4. You can do the same with an author you see on television. Talking to the author, or seeing them talk about their book, really peaks my interest. I downloaded my first book on Kindle after seeing actress and cancer survivor Pam Grier on Oprah! My new Kindle had sat in the corner for a month and I finally took advantage of the ease of downloading immediately. I wanted to read her story and I didn't have to go to the bookstore or wait for it to come in the mail. I am inspired by authors on talk shows all the time.
5. If you buy or browse a book on Amazon, you will get suggestions of similar titles and authors. Use them. I’ve found some of my best reads this way. And don’t forget to check the daily discounts. Remember you get free delivery with an Amazon Prime membership.

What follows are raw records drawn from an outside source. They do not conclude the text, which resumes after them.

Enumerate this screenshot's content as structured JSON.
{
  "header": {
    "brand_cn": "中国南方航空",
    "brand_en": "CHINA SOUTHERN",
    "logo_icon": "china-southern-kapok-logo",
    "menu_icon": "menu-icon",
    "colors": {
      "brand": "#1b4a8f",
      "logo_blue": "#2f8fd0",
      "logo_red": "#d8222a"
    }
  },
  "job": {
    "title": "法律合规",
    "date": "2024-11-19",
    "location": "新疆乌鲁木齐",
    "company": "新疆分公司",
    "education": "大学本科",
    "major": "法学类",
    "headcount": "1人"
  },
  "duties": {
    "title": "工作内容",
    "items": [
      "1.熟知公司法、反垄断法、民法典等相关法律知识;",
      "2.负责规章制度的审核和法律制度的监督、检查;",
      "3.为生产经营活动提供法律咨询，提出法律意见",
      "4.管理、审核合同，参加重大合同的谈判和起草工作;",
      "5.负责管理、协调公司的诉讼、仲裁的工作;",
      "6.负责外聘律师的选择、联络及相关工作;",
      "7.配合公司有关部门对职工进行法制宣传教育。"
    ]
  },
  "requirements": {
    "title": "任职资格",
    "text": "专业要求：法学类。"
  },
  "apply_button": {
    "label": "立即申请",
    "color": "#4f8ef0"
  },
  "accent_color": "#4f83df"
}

And with a Kindle Unlimited plan, you can download up to ten ebooks at no additional cost.
6. Browse bookstores. I still love hanging out at Barnes & Noble, perusing the shelves to the smell of Starbucks. You can always find something there.
7. Most public libraries allow you to request books online and pick them up at your closest branch. That saves you from writing down the call numbers only to find out that the book you want is checked out or unavailable. You can renew them online as well, giving you up to nine weeks to read the books.
8. When the pandemic is over, we can start going to vendor events again, like outdoor fairs, commercial expos and book festivals. You can meet the authors and get your book signed. Again,a personal connection to the author will inspire you to read the book.
9. Finally, if you like my blogs, you’ll love my lists. When the pandemic started, I asked myself what I could do to help people stuck at home. So I started "Rose’s Bookshelf". Every week, I recommend a book, give a summary and comments, and post it daily on my Facebook page. Every Sunday, I post a new book. I target my readers, mostly Black women, and recommend a combination of contemporary and classics, fiction and nonfiction, and American, Caribbean and African authors. Every tenth book is one of mine, and I combine my ten recommendations into a blog. Below are links to my first three blogs. Number four is coming soon.
Rose’s Bookshelf: Find these and more book reviews at RoseFreelance.com. The links below will take you there.
The Bluest Eye, Sula, Their Eyes Were Watching God, An American Marriage, Becoming
and Well-Read Black Girl, just to name a few.
Inv1sible Man, Song of Solomon, Baby of the Family, Narrative of the Life of Frederick
Douglass,The Color Purple, and more.
Books you'll love like Beloved, Small Great Things, Heads of the Colored People,Tumbling,
Purple Hibiscus, and The Audacity of Hope.
10. Finally, if you want to become a reader, just do it. Some students in my English classes used to tell me “I hate to read.” And I’d tell them, “Reading is like eating. You might not like broccoli, but you love chocolate cake. You just have to find the book that suits your taste. But don't be afraid to try something new.” So make an effort to find the book you really want to read, that captures your heart and soul. Then you will understand that books not only teach and entertain us, but they make us who we are. And then you’ll look forward to the next book, and the one after that, and the one after that. Before you know it, you’ll call yourself a reader.
And if you really appreciate what the author has given you (and believe me, writing a book takes a lot of sweat, sleepless nights and tears), then thank them, by writing a review. Three or four lines is sufficient, but feel free to write more. Post it on Amazon and Goodreads, or other websites where people look for books. You may wind up getting quoted in their next book!. So get out your book and enjoy it!